Back in college, one of the things I noticed was the way people did things for tests, reports, and other things they had to do. Let me ask you, before I give you any more info: When did you study for your tests? When did you study for your final exams? When did you do your reports? Most people, whether it be high school or college, did them the last minute; the last couple of days, the last couple of nights, and that was it.
What’s the difference between them and the person who got A’s? The person who got A’s probably was studying along the way, all the way throughout, and because of that, they were more prepared. They probably had very little studying to do; they were just reviewing towards the end. What that means is: Why did you even study at all? Because you were afraid of the results of what was going to happen. You’re afraid that if you didn’t do the studying right before the exam, you’d fail or you’d get that bad grade, so you did it at the last minute.
Again: How do you motivate somebody for their future? Because unless they have that and unless they can paint that picture… So, you have to have a picture in your mind of what you need and what you need to do. Maybe you or I don’t, but all those other people do.
One of the things I talk about often is the fact is it’s the people who around you, the environment you are in. It’s not just you and I, but finding other people who have a positive influence on you. For example: Who do you listen to? Who do you read? Who do you listen to on the podcast? How do I or you pan for the gold of people that you listen to, as friends? Remember that segment on your five friends. You’re always working so that you have to find, and move, and progress.
We’re getting to the fact that you are making decisions and choices throughout your life. You can do something, you can do it, or you can complain. But quite frankly, don’t bother to complain or at least don’t tell me about it; just be quiet. I shouldn’t say shut up, but yeah, I did say it.

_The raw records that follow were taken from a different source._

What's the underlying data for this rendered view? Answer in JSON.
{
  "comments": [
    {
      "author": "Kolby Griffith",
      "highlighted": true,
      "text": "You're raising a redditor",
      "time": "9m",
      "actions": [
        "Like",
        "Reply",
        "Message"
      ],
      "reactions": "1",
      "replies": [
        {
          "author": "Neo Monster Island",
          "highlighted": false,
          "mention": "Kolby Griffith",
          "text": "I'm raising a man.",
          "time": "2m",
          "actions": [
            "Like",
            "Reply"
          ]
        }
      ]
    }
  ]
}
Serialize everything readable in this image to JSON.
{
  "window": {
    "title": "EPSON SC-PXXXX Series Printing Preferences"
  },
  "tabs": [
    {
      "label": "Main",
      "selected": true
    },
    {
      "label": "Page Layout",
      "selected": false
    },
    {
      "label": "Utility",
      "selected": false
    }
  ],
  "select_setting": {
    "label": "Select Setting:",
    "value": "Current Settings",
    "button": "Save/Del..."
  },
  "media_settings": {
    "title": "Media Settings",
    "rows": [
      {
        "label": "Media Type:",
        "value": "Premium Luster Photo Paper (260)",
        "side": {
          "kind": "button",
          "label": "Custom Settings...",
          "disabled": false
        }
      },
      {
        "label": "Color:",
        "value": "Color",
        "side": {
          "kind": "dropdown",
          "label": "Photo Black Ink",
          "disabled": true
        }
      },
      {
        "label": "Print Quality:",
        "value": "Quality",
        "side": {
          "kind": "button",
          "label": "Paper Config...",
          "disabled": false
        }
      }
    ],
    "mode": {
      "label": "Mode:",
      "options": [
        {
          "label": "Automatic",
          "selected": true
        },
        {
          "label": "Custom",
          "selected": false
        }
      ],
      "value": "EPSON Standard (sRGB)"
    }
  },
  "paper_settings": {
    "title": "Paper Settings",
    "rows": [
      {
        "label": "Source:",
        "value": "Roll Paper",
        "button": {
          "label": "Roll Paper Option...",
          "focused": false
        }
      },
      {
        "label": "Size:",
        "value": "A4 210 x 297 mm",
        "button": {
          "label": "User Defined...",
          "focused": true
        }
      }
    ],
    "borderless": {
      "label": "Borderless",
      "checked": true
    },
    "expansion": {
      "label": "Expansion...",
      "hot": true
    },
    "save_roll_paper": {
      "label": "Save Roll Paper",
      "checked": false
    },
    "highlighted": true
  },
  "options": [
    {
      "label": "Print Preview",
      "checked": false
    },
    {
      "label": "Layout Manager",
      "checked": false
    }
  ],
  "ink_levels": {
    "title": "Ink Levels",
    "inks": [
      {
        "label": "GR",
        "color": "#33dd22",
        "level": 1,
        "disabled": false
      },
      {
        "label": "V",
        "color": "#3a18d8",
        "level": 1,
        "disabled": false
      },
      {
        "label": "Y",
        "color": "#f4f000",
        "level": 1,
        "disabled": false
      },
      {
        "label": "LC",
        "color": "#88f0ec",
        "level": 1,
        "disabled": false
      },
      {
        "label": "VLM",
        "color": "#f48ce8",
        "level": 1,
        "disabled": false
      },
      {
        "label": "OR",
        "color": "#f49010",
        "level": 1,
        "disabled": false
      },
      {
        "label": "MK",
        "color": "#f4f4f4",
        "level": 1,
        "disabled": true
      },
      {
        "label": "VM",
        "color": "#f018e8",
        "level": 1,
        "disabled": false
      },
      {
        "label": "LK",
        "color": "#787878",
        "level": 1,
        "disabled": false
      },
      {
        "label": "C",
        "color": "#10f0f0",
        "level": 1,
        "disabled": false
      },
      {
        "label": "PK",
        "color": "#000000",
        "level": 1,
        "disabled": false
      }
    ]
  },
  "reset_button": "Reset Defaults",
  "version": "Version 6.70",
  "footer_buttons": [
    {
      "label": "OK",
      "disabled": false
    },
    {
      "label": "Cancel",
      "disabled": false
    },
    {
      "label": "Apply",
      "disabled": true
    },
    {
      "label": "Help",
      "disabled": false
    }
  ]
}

Every decision you make and have has consequences. You decide what you do as far as taking care of the lawn, you decide whether you’re going to do it or put it off to the point that you have this major project on your hands and you have to repair it. You make a decision: Watch a TV program, or do you prepare and develop a new skill? Do you watch TV or do you earn something extra to put aside for the future? How do you decide what to do?
Most of the people don’t want to. The people around you and the friends that are around you, are they encouraging you and inspiring you, or are they saying: “Oh, come on, you worked enough. Oh, come on, you deserve a break”? Is that what you need? The consequences of whatever paths you’re on are yours. It’s not hard to have the ability to make more money – that’s not hard at all, but it is a result of your choices. It’s saving versus spending, working extra or working harder, moving up or staying where you are, watching TV or preparing and studying for something else.
Good luck. Keep in mind that your future can really be phenomenal, but it’s up to you. Whatever your age is, think in terms that you might or probably will live to 90+. Yes, there are people who don’t make anywhere near that age, but you have to figure that that may happen. Right now, 25% of people are making it past 90. You’ve got to figure that out, because you certainly don’t want to have something happen to you, and you can’t take care of yourself.
Start planning, start figuring out what you’re going to do and how you’re going to do it, but look at it in a positive way. The future of your next 20, 30, 40, 50 years are up to you and the decisions you make. Do things now, while you can, for those years. Thank you very much for listening.